TRY IT
Extract, from the records beneath this instruction, each line that contains the word "char".

^^^^^^^^^^^^^^^^

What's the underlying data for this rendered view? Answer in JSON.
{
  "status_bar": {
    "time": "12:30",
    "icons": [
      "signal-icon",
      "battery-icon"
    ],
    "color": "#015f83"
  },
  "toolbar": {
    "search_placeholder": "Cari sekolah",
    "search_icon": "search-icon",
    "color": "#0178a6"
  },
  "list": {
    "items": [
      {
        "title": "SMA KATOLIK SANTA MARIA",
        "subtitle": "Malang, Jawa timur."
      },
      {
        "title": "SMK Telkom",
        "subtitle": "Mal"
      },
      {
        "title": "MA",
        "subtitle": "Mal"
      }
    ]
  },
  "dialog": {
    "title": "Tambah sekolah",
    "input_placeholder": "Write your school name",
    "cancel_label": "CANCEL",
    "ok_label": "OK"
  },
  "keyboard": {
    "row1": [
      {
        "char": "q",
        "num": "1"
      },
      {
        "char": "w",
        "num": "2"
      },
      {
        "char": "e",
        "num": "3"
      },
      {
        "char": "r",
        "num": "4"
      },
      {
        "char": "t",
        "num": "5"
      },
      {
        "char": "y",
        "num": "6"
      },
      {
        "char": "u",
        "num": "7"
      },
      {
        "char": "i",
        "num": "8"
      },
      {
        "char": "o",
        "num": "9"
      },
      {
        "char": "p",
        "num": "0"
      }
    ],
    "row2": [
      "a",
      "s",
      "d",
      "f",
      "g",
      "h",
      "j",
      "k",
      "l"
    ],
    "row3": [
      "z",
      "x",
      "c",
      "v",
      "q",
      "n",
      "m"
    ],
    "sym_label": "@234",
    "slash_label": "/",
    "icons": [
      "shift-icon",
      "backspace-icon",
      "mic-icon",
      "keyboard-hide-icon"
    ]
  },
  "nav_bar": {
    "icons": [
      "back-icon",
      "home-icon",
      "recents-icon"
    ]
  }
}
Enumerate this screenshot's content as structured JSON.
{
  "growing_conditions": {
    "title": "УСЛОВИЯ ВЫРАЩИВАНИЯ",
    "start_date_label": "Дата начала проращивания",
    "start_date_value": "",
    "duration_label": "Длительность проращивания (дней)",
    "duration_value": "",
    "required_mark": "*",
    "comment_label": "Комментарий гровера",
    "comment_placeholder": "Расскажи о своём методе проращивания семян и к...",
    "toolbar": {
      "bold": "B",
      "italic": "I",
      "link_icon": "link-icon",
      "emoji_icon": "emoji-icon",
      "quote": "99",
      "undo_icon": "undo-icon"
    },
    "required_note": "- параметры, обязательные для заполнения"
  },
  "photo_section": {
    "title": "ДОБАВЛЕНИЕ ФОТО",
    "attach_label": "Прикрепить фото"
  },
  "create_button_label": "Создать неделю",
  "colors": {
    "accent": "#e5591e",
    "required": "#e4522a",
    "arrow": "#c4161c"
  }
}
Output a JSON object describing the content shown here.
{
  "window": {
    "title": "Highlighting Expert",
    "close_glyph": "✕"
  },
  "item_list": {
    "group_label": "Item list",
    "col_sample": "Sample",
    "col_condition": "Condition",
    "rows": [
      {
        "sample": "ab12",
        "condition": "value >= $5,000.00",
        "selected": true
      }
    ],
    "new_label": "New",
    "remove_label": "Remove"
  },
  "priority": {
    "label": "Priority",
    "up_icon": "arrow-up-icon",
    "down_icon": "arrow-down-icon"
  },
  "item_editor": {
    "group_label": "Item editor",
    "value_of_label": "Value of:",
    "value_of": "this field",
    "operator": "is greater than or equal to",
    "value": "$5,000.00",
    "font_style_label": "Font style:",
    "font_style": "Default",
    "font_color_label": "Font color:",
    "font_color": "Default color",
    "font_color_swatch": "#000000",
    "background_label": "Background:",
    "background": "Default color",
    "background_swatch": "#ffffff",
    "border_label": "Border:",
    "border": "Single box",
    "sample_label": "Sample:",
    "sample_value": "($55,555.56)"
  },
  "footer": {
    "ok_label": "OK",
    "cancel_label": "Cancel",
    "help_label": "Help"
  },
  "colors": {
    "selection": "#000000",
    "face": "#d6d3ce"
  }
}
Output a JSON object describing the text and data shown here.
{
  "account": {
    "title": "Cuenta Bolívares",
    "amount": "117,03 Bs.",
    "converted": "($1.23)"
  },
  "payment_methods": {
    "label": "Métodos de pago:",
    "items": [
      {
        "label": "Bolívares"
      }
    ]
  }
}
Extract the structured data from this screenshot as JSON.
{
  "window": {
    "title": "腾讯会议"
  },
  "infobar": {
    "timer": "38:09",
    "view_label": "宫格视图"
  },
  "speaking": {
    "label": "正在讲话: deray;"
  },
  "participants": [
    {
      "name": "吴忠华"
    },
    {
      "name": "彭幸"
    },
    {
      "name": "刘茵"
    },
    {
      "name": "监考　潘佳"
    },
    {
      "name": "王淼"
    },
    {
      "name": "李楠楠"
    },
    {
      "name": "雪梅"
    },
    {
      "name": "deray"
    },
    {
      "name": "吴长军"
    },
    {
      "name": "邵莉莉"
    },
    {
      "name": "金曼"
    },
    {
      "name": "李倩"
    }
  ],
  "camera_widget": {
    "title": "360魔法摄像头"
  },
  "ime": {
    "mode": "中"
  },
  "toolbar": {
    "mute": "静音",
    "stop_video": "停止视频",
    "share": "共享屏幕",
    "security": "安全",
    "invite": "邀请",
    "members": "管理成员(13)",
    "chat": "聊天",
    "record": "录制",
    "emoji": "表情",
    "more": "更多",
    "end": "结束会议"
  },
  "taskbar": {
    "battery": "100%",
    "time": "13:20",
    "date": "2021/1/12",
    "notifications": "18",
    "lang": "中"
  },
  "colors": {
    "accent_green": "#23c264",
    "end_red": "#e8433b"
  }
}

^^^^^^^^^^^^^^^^

WRITTEN SOLUTION
        "char": "q",
        "char": "w",
        "char": "e",
        "char": "r",
        "char": "t",
        "char": "y",
        "char": "u",
        "char": "i",
        "char": "o",
        "char": "p",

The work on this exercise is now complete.